It was the end of class, and I was tired. We had just finished up the lecture for that day, and I was ready to pack up my books and wait for someone to conclude us with prayer, as was always done in seminary.
But today was different.
Today, the professor had an idea, an idea that his class would conclude in song. Not just any old song—it wasn’t as if we’d start belting out U2 or Katy Perry. We would sing a hymn. And so, the professor started singing. And the class joined in, standing at their desks and belting out what was seemed to be a favorite hymn.
I didn’t know what they were singing. This hymn stuff, especially this one, was a foreign language to me. I didn’t recognize it, and there were no hymnals around to grasp. And so, I stood to my feet and began to mouth “popsicle” over and over again, as if I knew the words. But somewhere in the middle, I just stopped. I put my hands in my pockets and stood there with my mouth closed, looking around the joyous faces and then at my professor’s face, who scowled and gave me a look. I wanted to run. I felt bad. Oblivious. Stupid. An outsider. The “U”-word.

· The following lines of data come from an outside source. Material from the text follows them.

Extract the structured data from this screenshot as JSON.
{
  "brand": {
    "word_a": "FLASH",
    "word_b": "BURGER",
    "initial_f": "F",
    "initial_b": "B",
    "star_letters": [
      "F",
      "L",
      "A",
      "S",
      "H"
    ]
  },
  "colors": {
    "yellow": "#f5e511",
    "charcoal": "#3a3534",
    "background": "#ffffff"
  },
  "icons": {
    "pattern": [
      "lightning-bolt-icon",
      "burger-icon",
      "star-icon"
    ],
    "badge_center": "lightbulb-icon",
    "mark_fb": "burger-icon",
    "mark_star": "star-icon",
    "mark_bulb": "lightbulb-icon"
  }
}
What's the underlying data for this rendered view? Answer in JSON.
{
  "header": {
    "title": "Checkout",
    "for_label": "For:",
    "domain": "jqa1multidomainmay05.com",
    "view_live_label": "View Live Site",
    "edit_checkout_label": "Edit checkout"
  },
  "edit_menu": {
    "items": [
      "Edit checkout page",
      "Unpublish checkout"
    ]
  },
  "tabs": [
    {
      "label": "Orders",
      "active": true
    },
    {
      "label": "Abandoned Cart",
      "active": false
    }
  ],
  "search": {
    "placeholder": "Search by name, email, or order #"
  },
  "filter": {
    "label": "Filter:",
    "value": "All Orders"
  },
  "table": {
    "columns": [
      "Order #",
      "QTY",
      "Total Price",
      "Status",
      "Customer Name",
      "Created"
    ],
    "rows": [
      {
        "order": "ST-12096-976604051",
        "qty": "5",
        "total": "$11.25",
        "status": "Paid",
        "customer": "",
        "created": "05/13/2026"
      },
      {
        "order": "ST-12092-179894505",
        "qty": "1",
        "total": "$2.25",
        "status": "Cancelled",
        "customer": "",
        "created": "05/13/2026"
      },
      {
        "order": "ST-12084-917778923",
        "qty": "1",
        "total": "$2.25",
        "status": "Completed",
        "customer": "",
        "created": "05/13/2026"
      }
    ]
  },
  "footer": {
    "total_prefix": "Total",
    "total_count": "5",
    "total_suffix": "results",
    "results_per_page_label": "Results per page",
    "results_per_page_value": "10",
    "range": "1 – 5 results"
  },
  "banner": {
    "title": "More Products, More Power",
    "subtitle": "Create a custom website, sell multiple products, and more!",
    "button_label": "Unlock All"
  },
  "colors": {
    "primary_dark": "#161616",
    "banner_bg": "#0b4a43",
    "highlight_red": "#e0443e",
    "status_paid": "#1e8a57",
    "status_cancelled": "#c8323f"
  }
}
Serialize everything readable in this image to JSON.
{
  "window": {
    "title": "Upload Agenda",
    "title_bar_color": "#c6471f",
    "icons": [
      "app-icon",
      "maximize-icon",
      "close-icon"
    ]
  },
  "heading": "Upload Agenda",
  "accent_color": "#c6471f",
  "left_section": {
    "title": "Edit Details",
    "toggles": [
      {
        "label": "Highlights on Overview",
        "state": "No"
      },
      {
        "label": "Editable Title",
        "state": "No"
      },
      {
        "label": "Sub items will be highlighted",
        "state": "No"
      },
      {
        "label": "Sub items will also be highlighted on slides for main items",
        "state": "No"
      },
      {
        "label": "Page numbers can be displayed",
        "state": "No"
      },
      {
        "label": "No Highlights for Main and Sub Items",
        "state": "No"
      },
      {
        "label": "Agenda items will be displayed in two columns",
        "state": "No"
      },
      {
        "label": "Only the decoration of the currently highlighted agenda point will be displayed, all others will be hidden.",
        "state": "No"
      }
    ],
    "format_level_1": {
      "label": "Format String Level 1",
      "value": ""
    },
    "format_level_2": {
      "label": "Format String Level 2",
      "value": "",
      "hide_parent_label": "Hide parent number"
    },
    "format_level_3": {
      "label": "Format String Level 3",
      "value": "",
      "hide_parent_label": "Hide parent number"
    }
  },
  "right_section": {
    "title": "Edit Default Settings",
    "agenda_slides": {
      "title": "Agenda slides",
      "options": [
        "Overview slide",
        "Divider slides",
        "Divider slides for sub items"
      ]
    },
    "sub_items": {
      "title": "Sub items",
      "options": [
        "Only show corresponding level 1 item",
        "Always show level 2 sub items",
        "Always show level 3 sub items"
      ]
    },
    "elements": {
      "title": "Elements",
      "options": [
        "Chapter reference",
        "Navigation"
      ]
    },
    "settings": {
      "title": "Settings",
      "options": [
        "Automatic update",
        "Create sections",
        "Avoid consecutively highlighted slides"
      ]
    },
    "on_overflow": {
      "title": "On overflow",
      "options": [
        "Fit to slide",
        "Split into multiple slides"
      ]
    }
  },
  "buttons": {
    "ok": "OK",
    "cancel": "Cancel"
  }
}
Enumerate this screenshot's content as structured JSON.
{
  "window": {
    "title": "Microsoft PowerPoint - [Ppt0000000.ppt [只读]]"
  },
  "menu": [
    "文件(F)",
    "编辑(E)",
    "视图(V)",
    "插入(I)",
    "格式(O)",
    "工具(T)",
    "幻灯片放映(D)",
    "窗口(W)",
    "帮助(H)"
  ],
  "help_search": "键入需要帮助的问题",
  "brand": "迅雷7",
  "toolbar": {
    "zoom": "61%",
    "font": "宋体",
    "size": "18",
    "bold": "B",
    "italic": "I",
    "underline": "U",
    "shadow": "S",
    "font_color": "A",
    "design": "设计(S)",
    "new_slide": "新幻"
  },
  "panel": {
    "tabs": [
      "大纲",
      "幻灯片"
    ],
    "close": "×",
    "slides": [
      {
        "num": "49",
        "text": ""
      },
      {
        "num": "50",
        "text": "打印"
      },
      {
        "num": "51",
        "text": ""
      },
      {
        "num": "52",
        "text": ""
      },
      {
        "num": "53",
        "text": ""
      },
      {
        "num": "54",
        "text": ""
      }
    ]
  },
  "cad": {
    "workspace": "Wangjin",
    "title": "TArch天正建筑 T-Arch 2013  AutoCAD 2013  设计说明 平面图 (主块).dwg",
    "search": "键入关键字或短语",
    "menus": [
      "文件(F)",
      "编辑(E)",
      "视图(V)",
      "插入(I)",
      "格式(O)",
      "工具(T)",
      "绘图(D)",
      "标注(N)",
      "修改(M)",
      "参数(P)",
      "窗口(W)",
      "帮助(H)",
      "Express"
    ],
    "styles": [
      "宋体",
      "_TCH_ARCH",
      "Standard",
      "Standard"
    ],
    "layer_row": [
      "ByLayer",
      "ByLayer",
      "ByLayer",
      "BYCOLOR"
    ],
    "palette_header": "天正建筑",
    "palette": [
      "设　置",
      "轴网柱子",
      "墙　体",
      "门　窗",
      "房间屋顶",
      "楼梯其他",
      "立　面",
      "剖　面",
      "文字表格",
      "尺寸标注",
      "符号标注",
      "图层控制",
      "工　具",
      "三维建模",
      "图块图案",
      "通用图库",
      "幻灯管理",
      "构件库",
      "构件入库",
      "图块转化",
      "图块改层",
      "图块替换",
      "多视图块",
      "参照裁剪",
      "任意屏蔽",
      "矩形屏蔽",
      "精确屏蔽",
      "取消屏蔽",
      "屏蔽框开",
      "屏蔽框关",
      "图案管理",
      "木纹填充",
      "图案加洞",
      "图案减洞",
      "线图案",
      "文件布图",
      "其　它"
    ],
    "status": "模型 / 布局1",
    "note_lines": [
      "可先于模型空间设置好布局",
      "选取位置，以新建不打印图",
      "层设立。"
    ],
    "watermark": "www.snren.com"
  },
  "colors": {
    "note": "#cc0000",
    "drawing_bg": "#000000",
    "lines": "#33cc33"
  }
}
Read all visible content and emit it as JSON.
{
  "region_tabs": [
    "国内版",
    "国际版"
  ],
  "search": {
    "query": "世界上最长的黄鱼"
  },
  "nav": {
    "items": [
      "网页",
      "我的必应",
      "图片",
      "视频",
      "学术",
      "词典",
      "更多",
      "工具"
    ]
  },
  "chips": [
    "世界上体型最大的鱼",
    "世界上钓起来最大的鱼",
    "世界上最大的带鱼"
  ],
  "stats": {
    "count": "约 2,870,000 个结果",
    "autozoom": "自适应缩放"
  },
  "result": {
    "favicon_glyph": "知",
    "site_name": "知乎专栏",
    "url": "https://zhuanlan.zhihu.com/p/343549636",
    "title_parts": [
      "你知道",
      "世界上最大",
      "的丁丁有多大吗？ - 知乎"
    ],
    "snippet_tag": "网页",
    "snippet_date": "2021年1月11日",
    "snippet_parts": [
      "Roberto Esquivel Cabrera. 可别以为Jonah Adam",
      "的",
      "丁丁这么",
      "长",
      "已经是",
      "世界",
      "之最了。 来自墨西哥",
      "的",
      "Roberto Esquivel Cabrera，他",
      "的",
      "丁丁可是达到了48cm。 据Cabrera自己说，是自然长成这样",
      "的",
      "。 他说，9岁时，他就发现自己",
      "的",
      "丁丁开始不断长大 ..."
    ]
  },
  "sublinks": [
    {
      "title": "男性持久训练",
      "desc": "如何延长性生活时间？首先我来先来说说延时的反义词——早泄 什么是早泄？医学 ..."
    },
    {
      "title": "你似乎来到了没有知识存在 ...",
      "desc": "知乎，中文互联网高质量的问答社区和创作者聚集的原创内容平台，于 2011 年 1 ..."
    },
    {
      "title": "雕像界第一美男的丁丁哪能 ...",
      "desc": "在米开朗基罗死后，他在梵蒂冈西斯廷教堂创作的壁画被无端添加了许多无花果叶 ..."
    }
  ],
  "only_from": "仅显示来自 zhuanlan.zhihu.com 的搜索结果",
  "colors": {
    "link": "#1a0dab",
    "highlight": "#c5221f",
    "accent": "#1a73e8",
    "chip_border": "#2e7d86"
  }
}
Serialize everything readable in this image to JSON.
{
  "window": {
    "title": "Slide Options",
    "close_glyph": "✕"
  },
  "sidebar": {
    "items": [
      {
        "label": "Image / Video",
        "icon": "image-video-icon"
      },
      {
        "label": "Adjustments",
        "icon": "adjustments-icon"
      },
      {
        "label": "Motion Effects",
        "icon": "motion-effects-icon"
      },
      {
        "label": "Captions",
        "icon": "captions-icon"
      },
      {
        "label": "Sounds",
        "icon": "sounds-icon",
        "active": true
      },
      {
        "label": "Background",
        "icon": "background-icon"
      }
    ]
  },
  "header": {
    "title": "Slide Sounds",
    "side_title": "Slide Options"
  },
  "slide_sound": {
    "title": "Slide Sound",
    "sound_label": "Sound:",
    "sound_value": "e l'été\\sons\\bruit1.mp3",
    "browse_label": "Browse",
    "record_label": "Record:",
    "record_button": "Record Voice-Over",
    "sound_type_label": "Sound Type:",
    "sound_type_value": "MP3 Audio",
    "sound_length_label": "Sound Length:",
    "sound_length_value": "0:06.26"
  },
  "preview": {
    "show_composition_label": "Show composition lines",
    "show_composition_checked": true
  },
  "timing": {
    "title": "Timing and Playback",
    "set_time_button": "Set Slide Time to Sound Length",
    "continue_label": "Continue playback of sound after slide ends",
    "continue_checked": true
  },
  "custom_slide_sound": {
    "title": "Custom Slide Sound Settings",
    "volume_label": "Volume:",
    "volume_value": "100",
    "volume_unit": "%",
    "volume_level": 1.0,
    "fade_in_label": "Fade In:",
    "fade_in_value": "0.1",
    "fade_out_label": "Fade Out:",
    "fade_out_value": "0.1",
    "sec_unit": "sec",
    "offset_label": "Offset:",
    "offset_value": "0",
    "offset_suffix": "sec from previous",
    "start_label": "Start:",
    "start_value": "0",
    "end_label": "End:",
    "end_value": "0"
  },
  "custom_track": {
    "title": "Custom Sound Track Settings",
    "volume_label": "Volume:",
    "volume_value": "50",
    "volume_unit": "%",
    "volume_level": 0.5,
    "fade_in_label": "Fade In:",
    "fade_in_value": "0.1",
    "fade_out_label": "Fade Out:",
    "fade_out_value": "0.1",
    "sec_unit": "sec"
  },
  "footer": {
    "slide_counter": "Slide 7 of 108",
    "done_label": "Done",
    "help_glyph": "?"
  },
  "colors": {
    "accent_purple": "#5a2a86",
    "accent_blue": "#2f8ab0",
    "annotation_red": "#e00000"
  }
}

Yeah, me—the unchurched pastor.
Some folks have told me that my unchurchiness is a good thing to have, that it constantly allows me to see things as most of the world sees them and to experience Church as most of the world experiences it. But for me, what I constantly recognize is more than a need to change our methods and classifications of Church; what I see is a need to break the language barrier.
Languages are a good thing, a God-approved thing—as displayed in Babel and Pentecost and the creation of the Septuagint. However, when we are the ones to create them as a means of distinction between insiders and outsiders, lovers and haters, God-loved and God-hated, something is wrong. We, the leaders of congregations, start speaking church-talk for one of four main reasons: our big words and phrases make us sound smart in front of our people; we think outsiders need to adapt to us and use “insider” lingo in order to become one of us; we believe the “right way” of doing “grown-up” Church is only by speaking and singing like our ancestors (from the 18th and 19th centuries); or we have no idea that we are doing it, let alone why. Let me be the first to say, too, that I’m not picking on our more traditional counterparts; those of us who are post-modern evangelicals can also turn our praise songs, hand-raising, and “God-told-me-yesterday” phrases into an isolating language if we are not attentive of new, unchurched eyes around us. C.S. Lewis once said that the Church is the one organization that exists for the benefit of nonmembers.
The problem of our churchy language is not really what we do and say but why we do it and say it. Sometimes we don’t know the why because we don’t even realize what it is we’re doing. Even those who started out as newbies to faith become used to the same ways of doing things, the same lingo and references of our church language. Whether we’re part of an established church, starting a new church, or launching a new ministry of our church, we will subconsciously continue to speak our native lingo if we’re not attentive to how it sounds to a non-Christian or a non-member. That’s why we innocently refer to days of the liturgical calendar (“Today is Pentecost”), name familiar people in our announcements ( “See Joe if you’d like to go on the mission trip”), and make general assumptions of those gathered in our midst (“Let’s pray the Lord’s Prayer—everybody knows it!”), not realizing that we’re making ourselves neither accessible nor capable of being understood. Our priority needs to be complete clarity in how we explain ourselves and what we believe so that all of it is open and accessible to those who have been searching for a God-man like Jesus—the same crowd who has never darkened the sanctuary behind the stained glass because it’s a foreign world that speaks funny.
For many, it’s also world that tends to make them put their hands in their pockets and mouth “popsicle” over and over while everybody else sings the right words.
I remember the feeling rather well, and perhaps you do too.
No matter our ministry setting, let’s choose to break that language barrier and use our words to connect and direct anyone and everyone to the reason why we gather. Maybe it will be then when we and our words become less of a barrier to people experiencing the Word.
Surely that’s a song all of us want to sing.
Kris Beckert is a licensed minister in the Nazarene Church, a 3rd-year M.Div. student at Wesley Theological Seminary, and discipleship minister at Herndon United Methodist Church in Herndon, Virginia
Kris Beckert is Coordinator of Operations for Fresh Expressions US. She serves as Associate Pastor of The Vine, A United Methodist Congregation in Falls Church, Virginia.